It could also be argued that the successive levels also stand for calculation or accountancy, again something which would have grown in importance with the growth of urban life. This is enhanced by the way all the images portray the Tower as under construction, and so display the mechanisms of measurement as well as construction. (See the anonymous Bible illustration above, from Thirteenth Century Germany.) This is again echoed in Daniel. Consider the terminology used in the Writing On the Wall: “God has numbered the days of your kingdom and brought it to an end. You have been weighed in the balance and found wanting.” The very methods man was using to measure the world, to divide it up as it suited him, are now used by God upon man.





And of course the pyramid shape, with successful smaller levels, stands for the emergence of human hierarchy. This leads to a notable change. The Bible accounts mention no despot, name no King and it’s even emphasised the Tower is built by collective effort. (‘”Come’, they said, ‘let us build ourselves a city and a tower with its top in the heavens, and make a name for ourselves.’”) But the paintings commonly not only give the story a villain (normally Nimrod), but push him into the foreground. (See the anonymous French woodcut above, from 1670.)


With its fixation with lineage, the Bible seems inherently distrustful of cities. The first city is built by Cain, while Lot’s wife gets turned into a pillar of salt for just looking at one! But their problem seems to be their status as centres of teeming life, which tends to lead to mobs, loss of self-identity and makes them centres of collective sin. (“Abram settled in the land of Canaan; but Lot settled among the cities of the Plain and pitched his tents near Sodom. Now the men of Sodom were wicked, great sinners against the Lord.”) Perhaps, more used to city life, we throw the emphasis onto a conjured-up wicked despot.

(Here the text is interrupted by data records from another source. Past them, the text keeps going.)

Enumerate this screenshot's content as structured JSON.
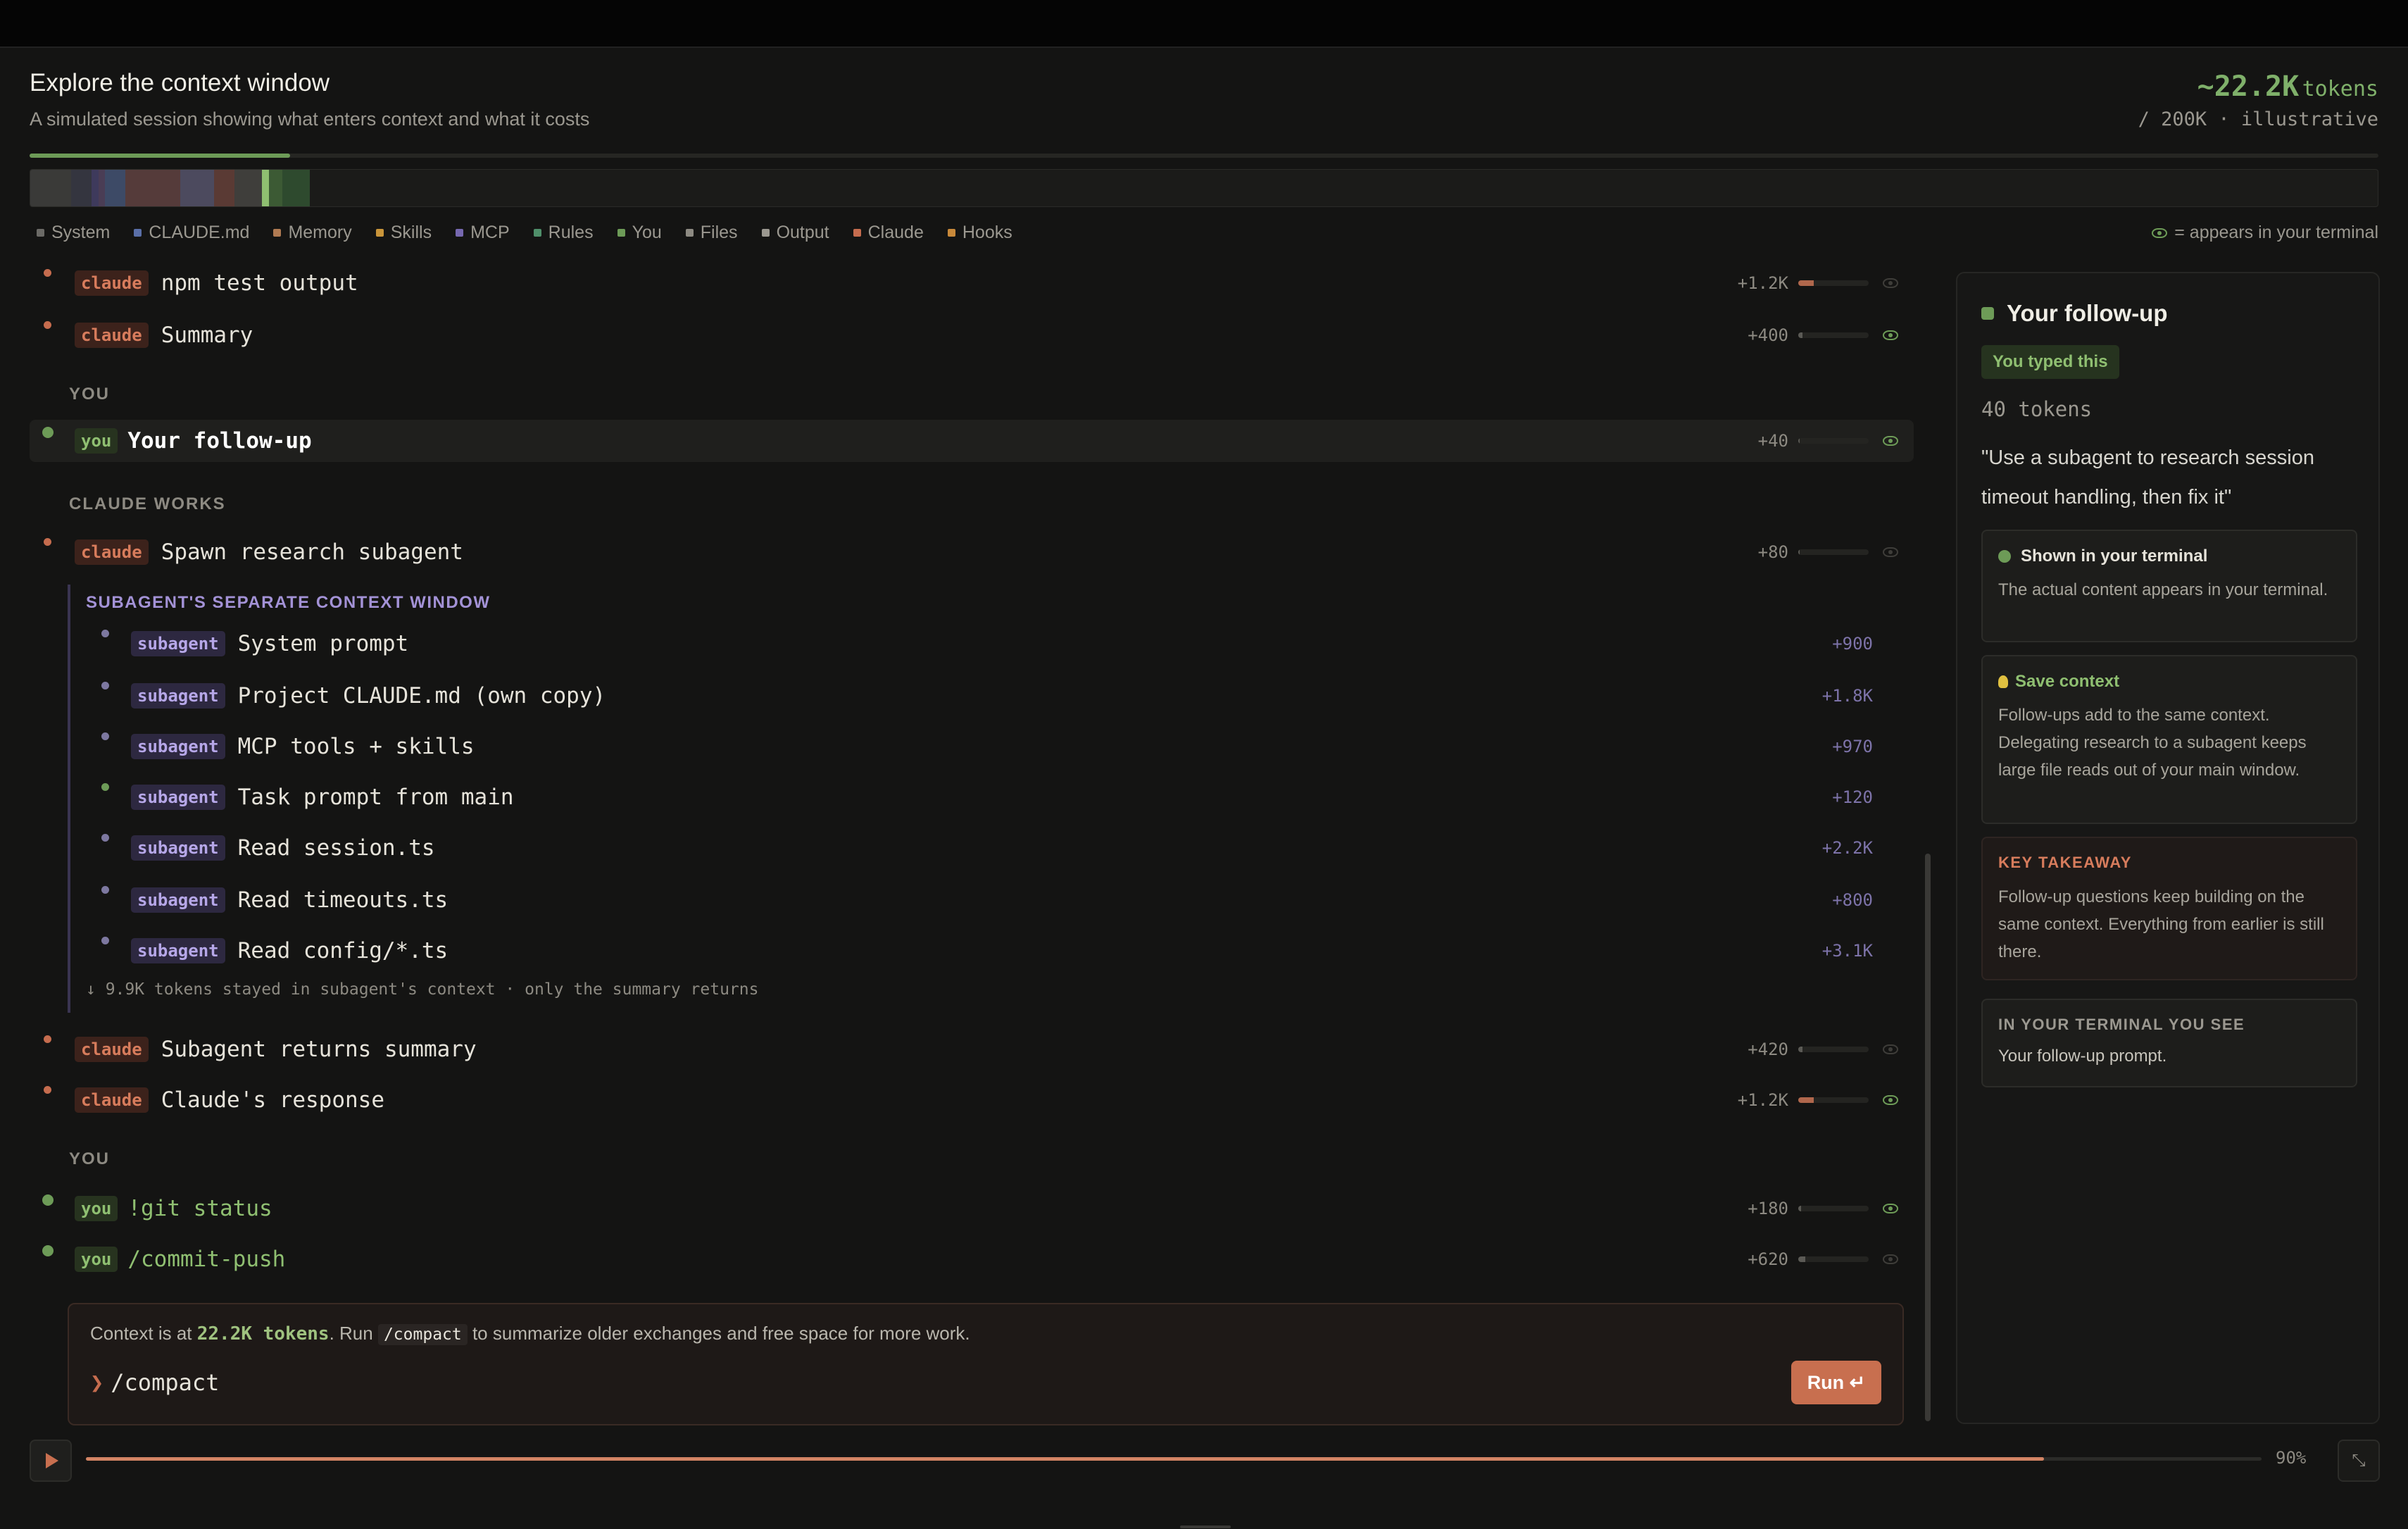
{
  "header": {
    "title": "Explore the context window",
    "subtitle": "A simulated session showing what enters context and what it costs",
    "tokens_value": "~22.2K",
    "tokens_unit": "tokens",
    "tokens_sub": "/ 200K · illustrative",
    "progress_fraction": 0.111
  },
  "legend": {
    "items": [
      {
        "label": "System",
        "color": "#6b6a66"
      },
      {
        "label": "CLAUDE.md",
        "color": "#5a6fa8"
      },
      {
        "label": "Memory",
        "color": "#b07a52"
      },
      {
        "label": "Skills",
        "color": "#c9953a"
      },
      {
        "label": "MCP",
        "color": "#7668b0"
      },
      {
        "label": "Rules",
        "color": "#4f8f6a"
      },
      {
        "label": "You",
        "color": "#6d9b57"
      },
      {
        "label": "Files",
        "color": "#8d8a82"
      },
      {
        "label": "Output",
        "color": "#9b9890"
      },
      {
        "label": "Claude",
        "color": "#c56c4e"
      },
      {
        "label": "Hooks",
        "color": "#c8893a"
      }
    ],
    "terminal_note": "= appears in your terminal"
  },
  "stack_segments": [
    {
      "color": "#3a3a38",
      "weight": 6
    },
    {
      "color": "#34353f",
      "weight": 3
    },
    {
      "color": "#3e3a5c",
      "weight": 1
    },
    {
      "color": "#4a3d55",
      "weight": 1
    },
    {
      "color": "#3d4a66",
      "weight": 3
    },
    {
      "color": "#553b3a",
      "weight": 8
    },
    {
      "color": "#4c4a5e",
      "weight": 5
    },
    {
      "color": "#5a3a34",
      "weight": 3
    },
    {
      "color": "#3f3e3b",
      "weight": 4
    },
    {
      "color": "#8fbf71",
      "weight": 1
    },
    {
      "color": "#3c5a34",
      "weight": 2
    },
    {
      "color": "#2e4a2e",
      "weight": 4
    }
  ],
  "stack_fraction": 0.119,
  "sections": {
    "you1": "YOU",
    "claude_works": "CLAUDE WORKS",
    "you2": "YOU"
  },
  "rows": [
    {
      "tag": "claude",
      "label": "npm test output",
      "delta": "+1.2K",
      "fill": 0.22,
      "visible": false
    },
    {
      "tag": "claude",
      "label": "Summary",
      "delta": "+400",
      "fill": 0.06,
      "visible": true
    },
    {
      "tag": "you",
      "label": "Your follow-up",
      "delta": "+40",
      "fill": 0.02,
      "visible": true,
      "selected": true
    },
    {
      "tag": "claude",
      "label": "Spawn research subagent",
      "delta": "+80",
      "fill": 0.02,
      "visible": false
    },
    {
      "tag": "claude",
      "label": "Subagent returns summary",
      "delta": "+420",
      "fill": 0.06,
      "visible": false
    },
    {
      "tag": "claude",
      "label": "Claude's response",
      "delta": "+1.2K",
      "fill": 0.22,
      "visible": true
    },
    {
      "tag": "you",
      "label": "!git status",
      "delta": "+180",
      "fill": 0.04,
      "visible": true
    },
    {
      "tag": "you",
      "label": "/commit-push",
      "delta": "+620",
      "fill": 0.1,
      "visible": false
    }
  ],
  "subagent": {
    "heading": "SUBAGENT'S SEPARATE CONTEXT WINDOW",
    "rows": [
      {
        "tag": "subagent",
        "label": "System prompt",
        "delta": "+900"
      },
      {
        "tag": "subagent",
        "label": "Project CLAUDE.md (own copy)",
        "delta": "+1.8K"
      },
      {
        "tag": "subagent",
        "label": "MCP tools + skills",
        "delta": "+970"
      },
      {
        "tag": "subagent",
        "label": "Task prompt from main",
        "delta": "+120"
      },
      {
        "tag": "subagent",
        "label": "Read session.ts",
        "delta": "+2.2K"
      },
      {
        "tag": "subagent",
        "label": "Read timeouts.ts",
        "delta": "+800"
      },
      {
        "tag": "subagent",
        "label": "Read config/*.ts",
        "delta": "+3.1K"
      }
    ],
    "note": "↓ 9.9K tokens stayed in subagent's context · only the summary returns"
  },
  "compact": {
    "msg_a": "Context is at ",
    "msg_tokens": "22.2K tokens",
    "msg_b": ". Run ",
    "msg_code": "/compact",
    "msg_c": " to summarize older exchanges and free space for more work.",
    "caret": "❯",
    "command": "/compact",
    "run_label": "Run ↵"
  },
  "panel": {
    "title": "Your follow-up",
    "badge": "You typed this",
    "tokens": "40 tokens",
    "quote": "\"Use a subagent to research session timeout handling, then fix it\"",
    "card1_title": "Shown in your terminal",
    "card1_body": "The actual content appears in your terminal.",
    "card2_title": "Save context",
    "card2_body": "Follow-ups add to the same context. Delegating research to a subagent keeps large file reads out of your main window.",
    "card3_title": "KEY TAKEAWAY",
    "card3_body": "Follow-up questions keep building on the same context. Everything from earlier is still there.",
    "card4_title": "IN YOUR TERMINAL YOU SEE",
    "card4_body": "Your follow-up prompt."
  },
  "player": {
    "progress_fraction": 0.9,
    "percent_label": "90%",
    "expand_icon": "⤡"
  }
}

But most striking of all, the Tower starts to topple (as seen spectacularly in Cornelis Anthonisz’s 1547 image above) Sometimes the surrounding city is shown on fire. (Already conflated by God looking upon “the city and tower.”) As with all the examples given above, exceptions can be found to this rule. Breughel the Elder makes his Tower an architectural folly, an impossible hodepodge of styles and angles, the physical embodiment of a failed attempt to speak Franglais. But there’s enough adherents to call it a rule.





It’s also notable how similar the image then becomes to the harshest card in the Tarot deck, the Tower. In fact, early versions of the Tarot (as shown below) can show a nude man and woman fleeing the door of a burning building, tying the image to the Bibles’ other great Fall myth - the expulsion from Eden. (Though of course we don’t have to assume the direct influence of one on the other. It could be the two images arose separately and later became conflated.)





Once we have the struck Tower, we also get the accompanying motif of attendant figures fleeing. These figures seem suddenly stripped of their hubris, reduced from architects and engineers to a terrified speechless horde. Again this is reflected in Daniel, with its tale of Nebuchadnezzer reduced by God to a bestial state: “He was banished from the society of men and ate grass like oxen; his body was drenched by the dew of heaven, until his hair grew long like goat’s hair and his nails like eagles’ talons.” (As shown in Blake’s 1805 print below.) It is hard not to associate the look of these hunched, fleeing figures with the description given above.





More Tower art for your perusal here